What you have to do
Retrieve every line of the data holding the word "icon".
☆ ☆ ☆ ☆ ☆ ☆ ☆
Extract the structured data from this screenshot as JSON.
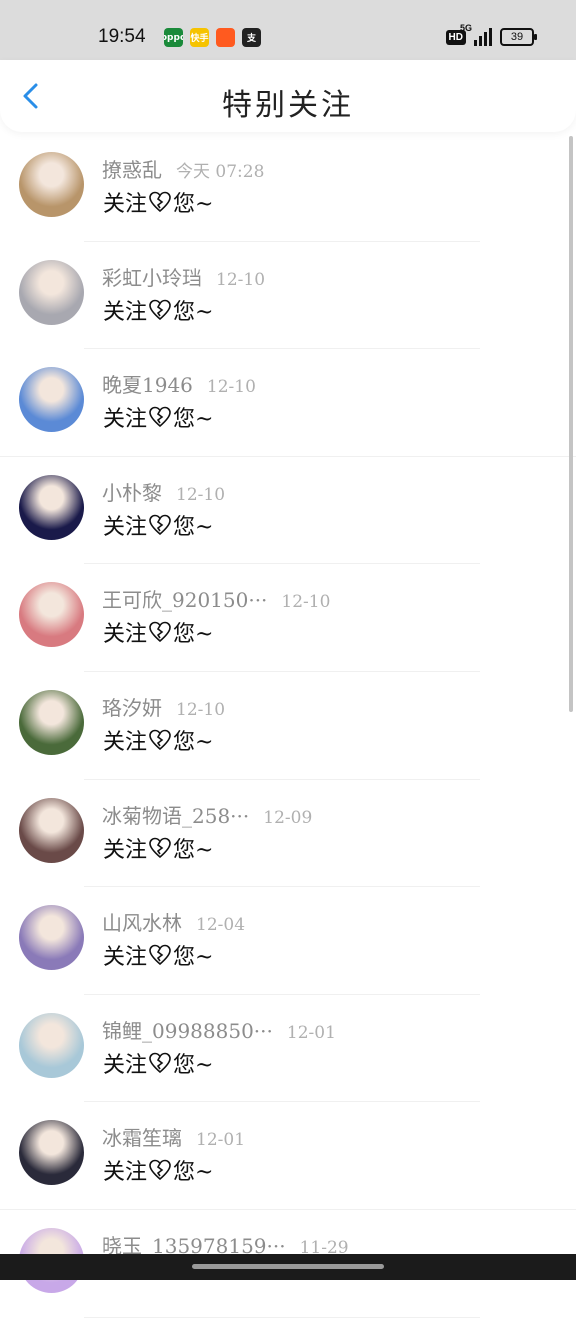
{
  "status_bar": {
    "time": "19:54",
    "apps": [
      {
        "icon": "oppo-app-icon",
        "label": "oppo",
        "color": "#1a8a3a"
      },
      {
        "icon": "kuaishou-icon",
        "label": "快手",
        "color": "#f6c300"
      },
      {
        "icon": "taobao-icon",
        "label": "",
        "color": "#ff5a1f"
      },
      {
        "icon": "alipay-icon",
        "label": "支",
        "color": "#222222"
      }
    ],
    "hd": "HD",
    "network": "5G",
    "battery": "39"
  },
  "header": {
    "title": "特别关注"
  },
  "follows": [
    {
      "name": "撩惑乱",
      "time": "今天 07:28",
      "message": "关注",
      "message_suffix": "您~",
      "avatar_color": "#b8956a"
    },
    {
      "name": "彩虹小玲珰",
      "time": "12-10",
      "message": "关注",
      "message_suffix": "您~",
      "avatar_color": "#a8a8b0"
    },
    {
      "name": "晚夏1946",
      "time": "12-10",
      "message": "关注",
      "message_suffix": "您~",
      "avatar_color": "#5b8ad6"
    },
    {
      "name": "小朴黎",
      "time": "12-10",
      "message": "关注",
      "message_suffix": "您~",
      "avatar_color": "#1a1a4a"
    },
    {
      "name": "王可欣_920150···",
      "time": "12-10",
      "message": "关注",
      "message_suffix": "您~",
      "avatar_color": "#d87a80"
    },
    {
      "name": "珞汐妍",
      "time": "12-10",
      "message": "关注",
      "message_suffix": "您~",
      "avatar_color": "#4a6a3a"
    },
    {
      "name": "冰菊物语_258···",
      "time": "12-09",
      "message": "关注",
      "message_suffix": "您~",
      "avatar_color": "#6a4a48"
    },
    {
      "name": "山风水林",
      "time": "12-04",
      "message": "关注",
      "message_suffix": "您~",
      "avatar_color": "#8a7ab8"
    },
    {
      "name": "锦鲤_09988850···",
      "time": "12-01",
      "message": "关注",
      "message_suffix": "您~",
      "avatar_color": "#a8c8d8"
    },
    {
      "name": "冰霜笙璃",
      "time": "12-01",
      "message": "关注",
      "message_suffix": "您~",
      "avatar_color": "#2a2a3a"
    },
    {
      "name": "晓玉_135978159···",
      "time": "11-29",
      "message": "",
      "message_suffix": "",
      "avatar_color": "#c8a8e8"
    }
  ]
}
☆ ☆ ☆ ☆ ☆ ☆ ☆
Exercise answer
        "icon": "oppo-app-icon",
        "icon": "kuaishou-icon",
        "icon": "taobao-icon",
        "icon": "alipay-icon",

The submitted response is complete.